### What the task requires
The listing below should be reproduced exactly, with the pictures omitted.

### Entries shown

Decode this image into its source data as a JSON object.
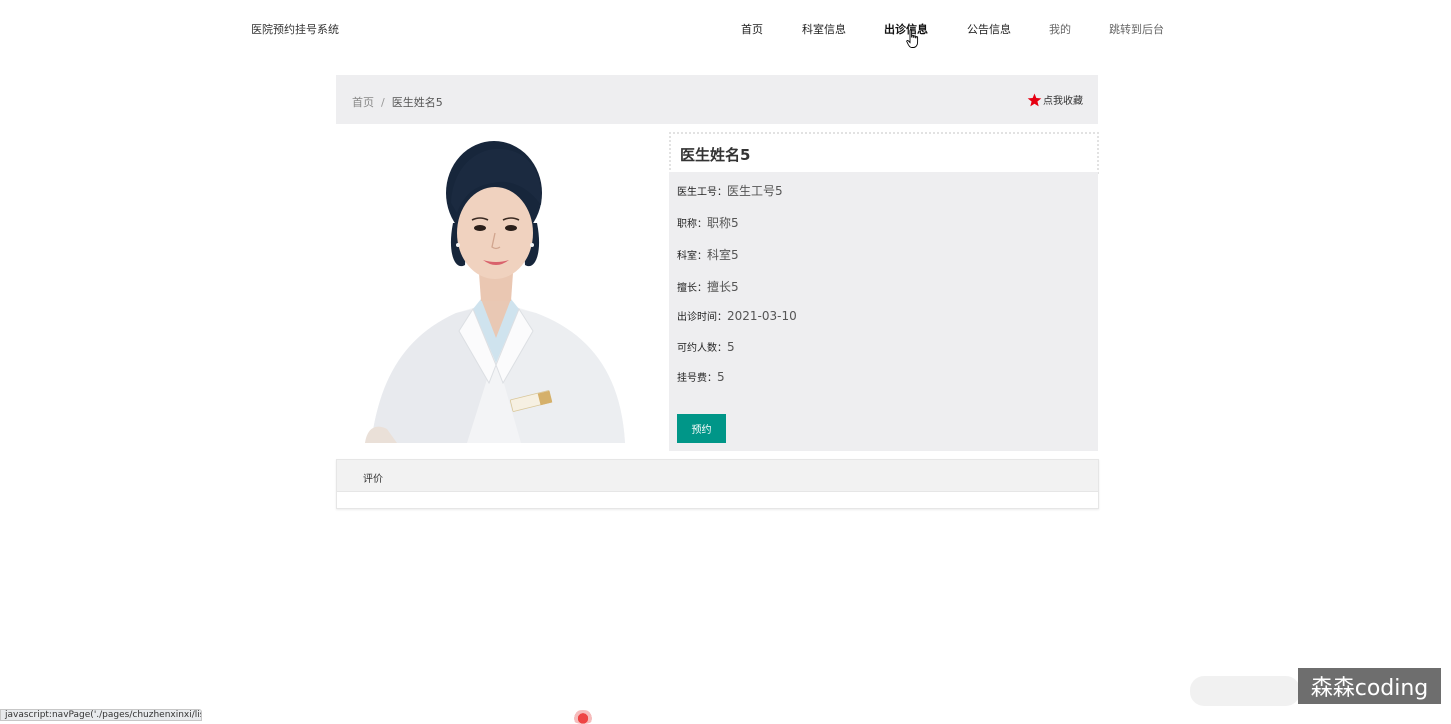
{
  "header": {
    "site_title": "医院预约挂号系统",
    "nav": [
      {
        "label": "首页"
      },
      {
        "label": "科室信息"
      },
      {
        "label": "出诊信息"
      },
      {
        "label": "公告信息"
      },
      {
        "label": "我的"
      },
      {
        "label": "跳转到后台"
      }
    ]
  },
  "breadcrumb": {
    "home": "首页",
    "separator": "/",
    "current": "医生姓名5"
  },
  "favorite": {
    "label": "点我收藏",
    "icon": "star-icon",
    "color": "#e60012"
  },
  "doctor": {
    "name": "医生姓名5",
    "fields": [
      {
        "label": "医生工号：",
        "value": "医生工号5"
      },
      {
        "label": "职称：",
        "value": "职称5"
      },
      {
        "label": "科室：",
        "value": "科室5"
      },
      {
        "label": "擅长：",
        "value": "擅长5"
      },
      {
        "label": "出诊时间：",
        "value": "2021-03-10"
      },
      {
        "label": "可约人数：",
        "value": "5"
      },
      {
        "label": "挂号费：",
        "value": "5"
      }
    ],
    "book_button": "预约",
    "accent_color": "#009688"
  },
  "comments": {
    "title": "评价"
  },
  "status_bar": {
    "url": "javascript:navPage('./pages/chuzhenxinxi/list.jsp')"
  },
  "watermark": {
    "text": "森森coding"
  }
}
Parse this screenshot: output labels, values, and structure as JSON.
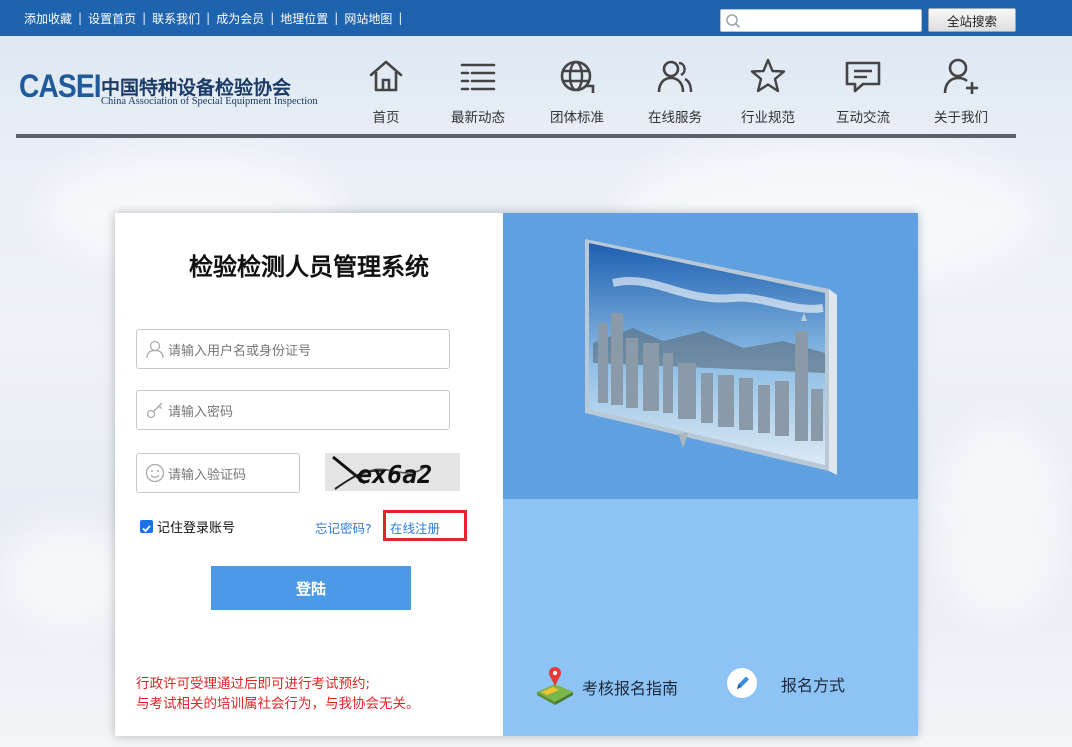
{
  "toplinks": [
    "添加收藏",
    "设置首页",
    "联系我们",
    "成为会员",
    "地理位置",
    "网站地图"
  ],
  "search": {
    "placeholder": "",
    "button_label": "全站搜索"
  },
  "logo": {
    "abbr": "CASEI",
    "name_cn": "中国特种设备检验协会",
    "name_en": "China Association of Special Equipment Inspection"
  },
  "nav": [
    {
      "label": "首页",
      "icon": "home-icon"
    },
    {
      "label": "最新动态",
      "icon": "list-icon"
    },
    {
      "label": "团体标准",
      "icon": "globe-icon"
    },
    {
      "label": "在线服务",
      "icon": "users-icon"
    },
    {
      "label": "行业规范",
      "icon": "star-icon"
    },
    {
      "label": "互动交流",
      "icon": "chat-icon"
    },
    {
      "label": "关于我们",
      "icon": "user-plus-icon"
    }
  ],
  "login": {
    "title": "检验检测人员管理系统",
    "username_placeholder": "请输入用户名或身份证号",
    "password_placeholder": "请输入密码",
    "captcha_placeholder": "请输入验证码",
    "captcha_text": "ex6a2",
    "remember_label": "记住登录账号",
    "remember_checked": true,
    "forgot_label": "忘记密码?",
    "register_label": "在线注册",
    "submit_label": "登陆",
    "notice_lines": [
      "行政许可受理通过后即可进行考试预约;",
      "与考试相关的培训属社会行为，与我协会无关。"
    ]
  },
  "side": {
    "guide_label": "考核报名指南",
    "method_label": "报名方式"
  },
  "colors": {
    "topbar": "#1d63ad",
    "accent": "#4a9ae8",
    "notice": "#e02525",
    "highlight": "#e0262b"
  }
}
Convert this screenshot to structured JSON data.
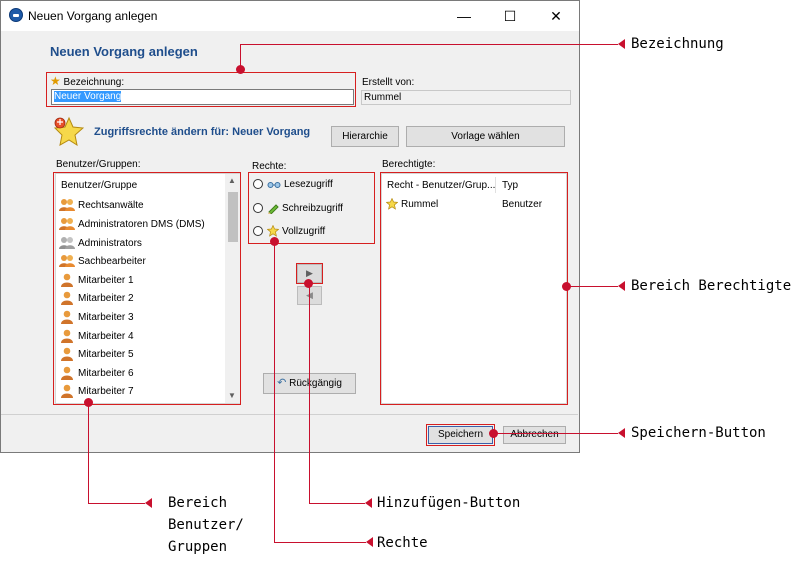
{
  "window": {
    "title": "Neuen Vorgang anlegen",
    "controls": {
      "minimize": "—",
      "maximize": "☐",
      "close": "✕"
    }
  },
  "dialog": {
    "heading": "Neuen Vorgang anlegen",
    "bezeichnung_label": "Bezeichnung:",
    "bezeichnung_value": "Neuer Vorgang",
    "erstellt_label": "Erstellt von:",
    "erstellt_value": "Rummel",
    "zugriff_text": "Zugriffsrechte ändern für: Neuer Vorgang",
    "hierarchie_label": "Hierarchie",
    "vorlage_label": "Vorlage wählen"
  },
  "users": {
    "label": "Benutzer/Gruppen:",
    "column": "Benutzer/Gruppe",
    "items": [
      {
        "name": "Rechtsanwälte",
        "icon": "group-icon"
      },
      {
        "name": "Administratoren DMS (DMS)",
        "icon": "group-icon"
      },
      {
        "name": "Administrators",
        "icon": "group-gray-icon"
      },
      {
        "name": "Sachbearbeiter",
        "icon": "group-icon"
      },
      {
        "name": "Mitarbeiter 1",
        "icon": "user-icon"
      },
      {
        "name": "Mitarbeiter 2",
        "icon": "user-icon"
      },
      {
        "name": "Mitarbeiter 3",
        "icon": "user-icon"
      },
      {
        "name": "Mitarbeiter 4",
        "icon": "user-icon"
      },
      {
        "name": "Mitarbeiter 5",
        "icon": "user-icon"
      },
      {
        "name": "Mitarbeiter 6",
        "icon": "user-icon"
      },
      {
        "name": "Mitarbeiter 7",
        "icon": "user-icon"
      }
    ]
  },
  "rechte": {
    "label": "Rechte:",
    "options": [
      "Lesezugriff",
      "Schreibzugriff",
      "Vollzugriff"
    ],
    "add_symbol": "▶",
    "remove_symbol": "◀",
    "undo_label": "Rückgängig"
  },
  "berechtigte": {
    "label": "Berechtigte:",
    "col_recht": "Recht - Benutzer/Grup...",
    "col_typ": "Typ",
    "rows": [
      {
        "name": "Rummel",
        "typ": "Benutzer"
      }
    ]
  },
  "footer": {
    "save_label": "Speichern",
    "cancel_label": "Abbrechen"
  },
  "annotations": {
    "bezeichnung": "Bezeichnung",
    "berechtigte": "Bereich Berechtigte",
    "speichern": "Speichern-Button",
    "benutzer_1": "Bereich",
    "benutzer_2": "Benutzer/",
    "benutzer_3": "Gruppen",
    "hinzufuegen": "Hinzufügen-Button",
    "rechte": "Rechte"
  },
  "colors": {
    "accent": "#1f4e8c",
    "annotation_red": "#c8102e",
    "selection": "#3399ff"
  }
}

### Written reply
Decode this image into its source data as a JSON object.
{
  "header": {
    "site_title": "医院预约挂号系统",
    "nav": [
      {
        "label": "首页"
      },
      {
        "label": "科室信息"
      },
      {
        "label": "出诊信息"
      },
      {
        "label": "公告信息"
      },
      {
        "label": "我的"
      },
      {
        "label": "跳转到后台"
      }
    ]
  },
  "breadcrumb": {
    "home": "首页",
    "separator": "/",
    "current": "医生姓名5"
  },
  "favorite": {
    "label": "点我收藏",
    "icon": "star-icon",
    "color": "#e60012"
  },
  "doctor": {
    "name": "医生姓名5",
    "fields": [
      {
        "label": "医生工号：",
        "value": "医生工号5"
      },
      {
        "label": "职称：",
        "value": "职称5"
      },
      {
        "label": "科室：",
        "value": "科室5"
      },
      {
        "label": "擅长：",
        "value": "擅长5"
      },
      {
        "label": "出诊时间：",
        "value": "2021-03-10"
      },
      {
        "label": "可约人数：",
        "value": "5"
      },
      {
        "label": "挂号费：",
        "value": "5"
      }
    ],
    "book_button": "预约",
    "accent_color": "#009688"
  },
  "comments": {
    "title": "评价"
  },
  "status_bar": {
    "url": "javascript:navPage('./pages/chuzhenxinxi/list.jsp')"
  },
  "watermark": {
    "text": "森森coding"
  }
}
Parse this screenshot: output labels, values, and structure as JSON.
{
  "toplinks": [
    "添加收藏",
    "设置首页",
    "联系我们",
    "成为会员",
    "地理位置",
    "网站地图"
  ],
  "search": {
    "placeholder": "",
    "button_label": "全站搜索"
  },
  "logo": {
    "abbr": "CASEI",
    "name_cn": "中国特种设备检验协会",
    "name_en": "China Association of Special Equipment Inspection"
  },
  "nav": [
    {
      "label": "首页",
      "icon": "home-icon"
    },
    {
      "label": "最新动态",
      "icon": "list-icon"
    },
    {
      "label": "团体标准",
      "icon": "globe-icon"
    },
    {
      "label": "在线服务",
      "icon": "users-icon"
    },
    {
      "label": "行业规范",
      "icon": "star-icon"
    },
    {
      "label": "互动交流",
      "icon": "chat-icon"
    },
    {
      "label": "关于我们",
      "icon": "user-plus-icon"
    }
  ],
  "login": {
    "title": "检验检测人员管理系统",
    "username_placeholder": "请输入用户名或身份证号",
    "password_placeholder": "请输入密码",
    "captcha_placeholder": "请输入验证码",
    "captcha_text": "ex6a2",
    "remember_label": "记住登录账号",
    "remember_checked": true,
    "forgot_label": "忘记密码?",
    "register_label": "在线注册",
    "submit_label": "登陆",
    "notice_lines": [
      "行政许可受理通过后即可进行考试预约;",
      "与考试相关的培训属社会行为，与我协会无关。"
    ]
  },
  "side": {
    "guide_label": "考核报名指南",
    "method_label": "报名方式"
  },
  "colors": {
    "topbar": "#1d63ad",
    "accent": "#4a9ae8",
    "notice": "#e02525",
    "highlight": "#e0262b"
  }
}
Convert this screenshot to structured JSON data.
{
  "window": {
    "title": "Neuen Vorgang anlegen",
    "controls": {
      "minimize": "—",
      "maximize": "☐",
      "close": "✕"
    }
  },
  "dialog": {
    "heading": "Neuen Vorgang anlegen",
    "bezeichnung_label": "Bezeichnung:",
    "bezeichnung_value": "Neuer Vorgang",
    "erstellt_label": "Erstellt von:",
    "erstellt_value": "Rummel",
    "zugriff_text": "Zugriffsrechte ändern für: Neuer Vorgang",
    "hierarchie_label": "Hierarchie",
    "vorlage_label": "Vorlage wählen"
  },
  "users": {
    "label": "Benutzer/Gruppen:",
    "column": "Benutzer/Gruppe",
    "items": [
      {
        "name": "Rechtsanwälte",
        "icon": "group-icon"
      },
      {
        "name": "Administratoren DMS (DMS)",
        "icon": "group-icon"
      },
      {
        "name": "Administrators",
        "icon": "group-gray-icon"
      },
      {
        "name": "Sachbearbeiter",
        "icon": "group-icon"
      },
      {
        "name": "Mitarbeiter 1",
        "icon": "user-icon"
      },
      {
        "name": "Mitarbeiter 2",
        "icon": "user-icon"
      },
      {
        "name": "Mitarbeiter 3",
        "icon": "user-icon"
      },
      {
        "name": "Mitarbeiter 4",
        "icon": "user-icon"
      },
      {
        "name": "Mitarbeiter 5",
        "icon": "user-icon"
      },
      {
        "name": "Mitarbeiter 6",
        "icon": "user-icon"
      },
      {
        "name": "Mitarbeiter 7",
        "icon": "user-icon"
      }
    ]
  },
  "rechte": {
    "label": "Rechte:",
    "options": [
      "Lesezugriff",
      "Schreibzugriff",
      "Vollzugriff"
    ],
    "add_symbol": "▶",
    "remove_symbol": "◀",
    "undo_label": "Rückgängig"
  },
  "berechtigte": {
    "label": "Berechtigte:",
    "col_recht": "Recht - Benutzer/Grup...",
    "col_typ": "Typ",
    "rows": [
      {
        "name": "Rummel",
        "typ": "Benutzer"
      }
    ]
  },
  "footer": {
    "save_label": "Speichern",
    "cancel_label": "Abbrechen"
  },
  "annotations": {
    "bezeichnung": "Bezeichnung",
    "berechtigte": "Bereich Berechtigte",
    "speichern": "Speichern-Button",
    "benutzer_1": "Bereich",
    "benutzer_2": "Benutzer/",
    "benutzer_3": "Gruppen",
    "hinzufuegen": "Hinzufügen-Button",
    "rechte": "Rechte"
  },
  "colors": {
    "accent": "#1f4e8c",
    "annotation_red": "#c8102e",
    "selection": "#3399ff"
  }
}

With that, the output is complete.